By Gordon Harries [I respond below]
The following is a response/extension to a recent conversation I had with Geoff Klock:
We were talking about the innate conservatism of the comics reader, in respect to the range of genres now on offer in comic books. To take Geoff as an example, in TV he appreciates both Pushing Daises and The Wire, which certainly have differing world views. He's a pop culture scholar, likes differing styles of movies and types of prose and yet when it comes to his appreciation of comic books he always --by his own admission-- leans towards superhero/fantastical comics.
Not that I wish anyone to imagine this is a slight against Geoff or to suggest that I'm an exception to this, my reading generally gravitates towards crime fiction and my favorite comic is 100 Bullets. And yet: it's not like 100 Bullets --or much of the type of crime fiction routinely published in comics-- is a million miles away from the tropes of the superhero comic. Consider the evidence; Bullets concerns a labyrinthine plot about which some things remain unclear, shifting alliances and affections (if not sexual relationships/encounters, something Bullets has been light on, overall.) between the principal characters and, some eight years since commencing publication, is beginning to feel a lot like a soap opera. Sounds somewhat like Claremont-era X-MEN, doesn't it? And that's before one observes the sporadic outbursts of violence which marries the two genres.
And yet, despite having long observed this commonality between the two …I still don't read superhero comics. In fact, after coming across this post by Neil Shyminsky I was tempted to pick up the relevant comic. Shortly after discovering that the X-Men all had long hair now, presumably because they live in liberal safe haven San Francisco, I decided put it down.
So, open question: why does the comic reader, with an otherwise wide range of tastes, tend to bank towards on one genre within comics? Five or six years ago I would have imagined that a case could be made for a stratification of readers. For example, you would read Warren Ellis' creator owned stuff for his 'real' work. After all the work for hire material was just to pay the bills. Now though we've had Bendis' Daredevil and currently Brubaker's Captain America runs, which are amongst the most well regarded comics of their day with any question about the authenticity of WFH almost completely disregarded.

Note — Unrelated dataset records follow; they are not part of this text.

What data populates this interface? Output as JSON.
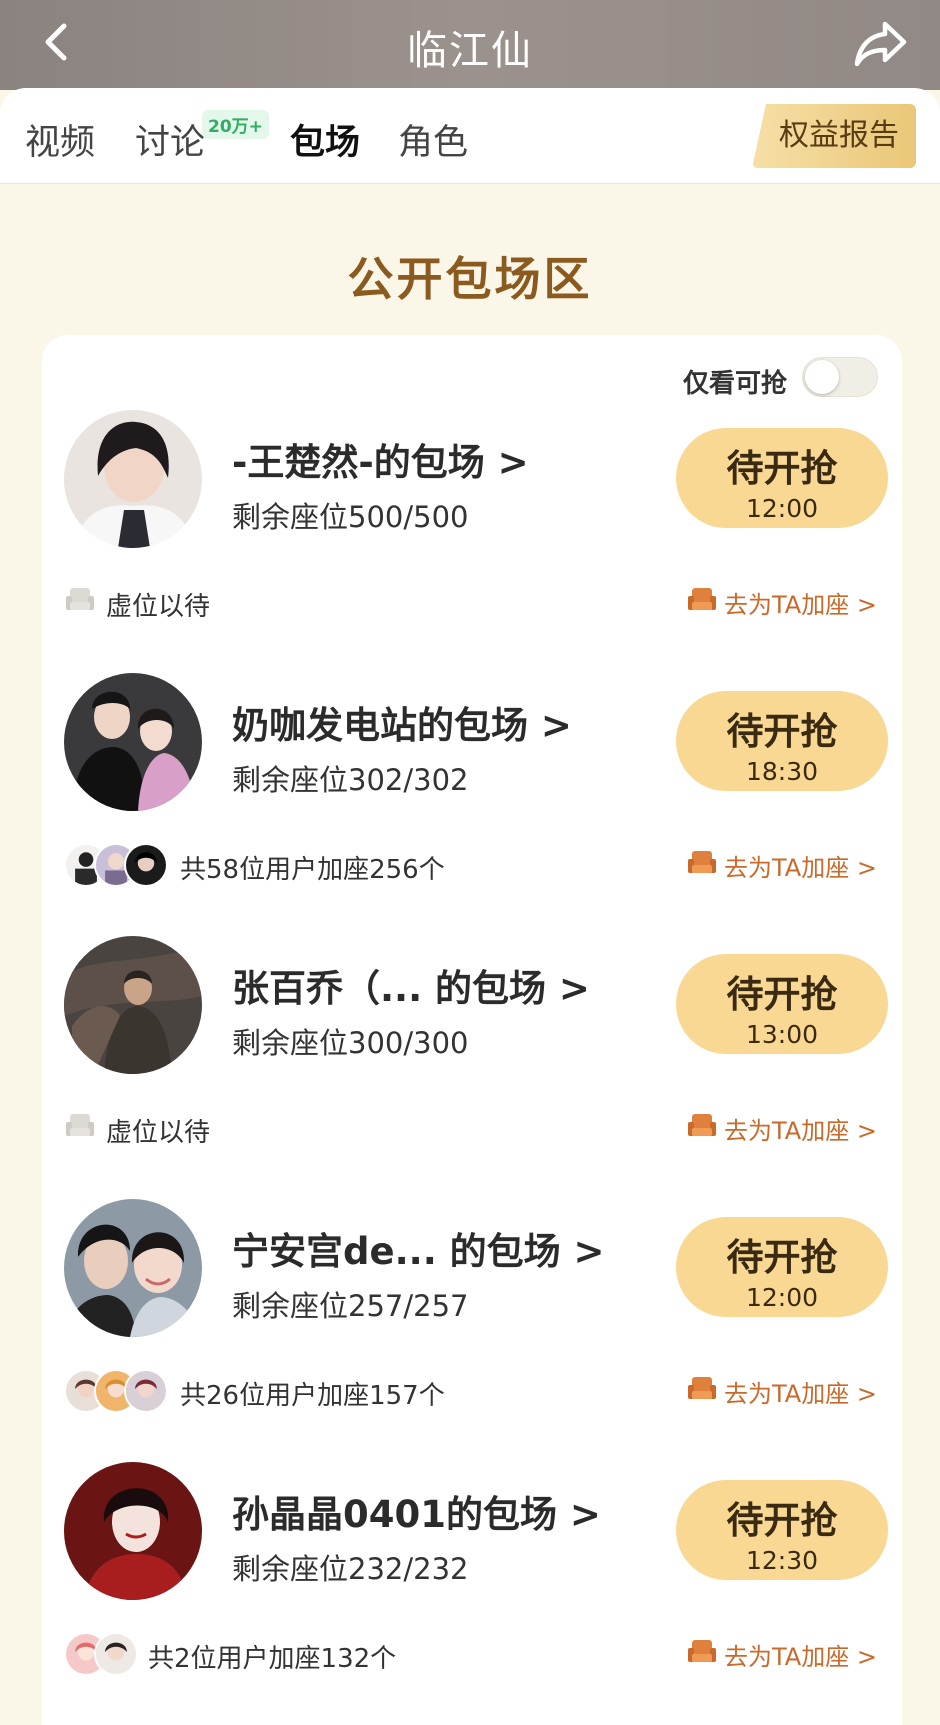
{
  "header": {
    "title": "临江仙"
  },
  "tabs": [
    {
      "label": "视频"
    },
    {
      "label": "讨论",
      "badge": "20万+"
    },
    {
      "label": "包场"
    },
    {
      "label": "角色"
    }
  ],
  "report_button": "权益报告",
  "section_title": "公开包场区",
  "filter": {
    "label": "仅看可抢",
    "enabled": false
  },
  "join_link": "去为TA加座 >",
  "grab_label": "待开抢",
  "items": [
    {
      "title": "-王楚然-的包场 >",
      "seats": "剩余座位500/500",
      "time": "12:00",
      "sub": "虚位以待"
    },
    {
      "title": "奶咖发电站的包场 >",
      "seats": "剩余座位302/302",
      "time": "18:30",
      "sub": "共58位用户加座256个"
    },
    {
      "title": "张百乔（... 的包场 >",
      "seats": "剩余座位300/300",
      "time": "13:00",
      "sub": "虚位以待"
    },
    {
      "title": "宁安宫de... 的包场 >",
      "seats": "剩余座位257/257",
      "time": "12:00",
      "sub": "共26位用户加座157个"
    },
    {
      "title": "孙晶晶0401的包场 >",
      "seats": "剩余座位232/232",
      "time": "12:30",
      "sub": "共2位用户加座132个"
    }
  ],
  "colors": {
    "accent": "#c9692a",
    "button": "#f9d894",
    "section_title": "#8a5a1e",
    "background": "#fbf7e8"
  }
}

[I asked Gordon to make his email into a post for the blog because I DON'T have any thoughts. I remember enjoying Bendis' early crime stuff, Torso and whatnot. And I love Sin City especially the first few volumes (I agree with Gordon that it fell apart in the end: his sticking point was its degeneration into superhero stuff with the origin of Dwight; mine was a preposterously stupid scene in the final volume in which the protagonist, his drawing of a naked woman in half in front of someone as a big defiant gesture of his refusal to sell out his artistic gifts for pornography or something -- I don't remember it exactly, but I recall thinking it was the worst kind of sitcom cliche about "artists" made much worse by its inclusion in the world of Sin City, and by the fact that the artist is also some kind of uber-military assassin. I read the first two or three volumes of 100 Bullets but never really got into it, although part of the reason may have been the time I took between volumes: I lost the thread of the big plot somewhere in there. Scalped, which everyone raves about, I thought was alright but I never went past volume 1: I have heard more recently that it gets better after that, so maybe I will give it another shot. Ruka and Brubaker have not impressed me with what I have read of theirs, which is not very much: Sleeper was the book that really turned me off of Brubaker, but his Cap run may be something I should just read all of, all at once, even though Captain America 25, which I read, did not grab me either. Bendis's Daredevil is a book I got for a long time but ultimately it just bored me and I dropped it. Ellis's sense of humor and preoccupations got on my nerves after a while altogether.
I am totally at a loss to explain why it is that I like both Pushing Daises and the Wire but only the superhero end of comic books. So I ask with Gordon: any thoughts?]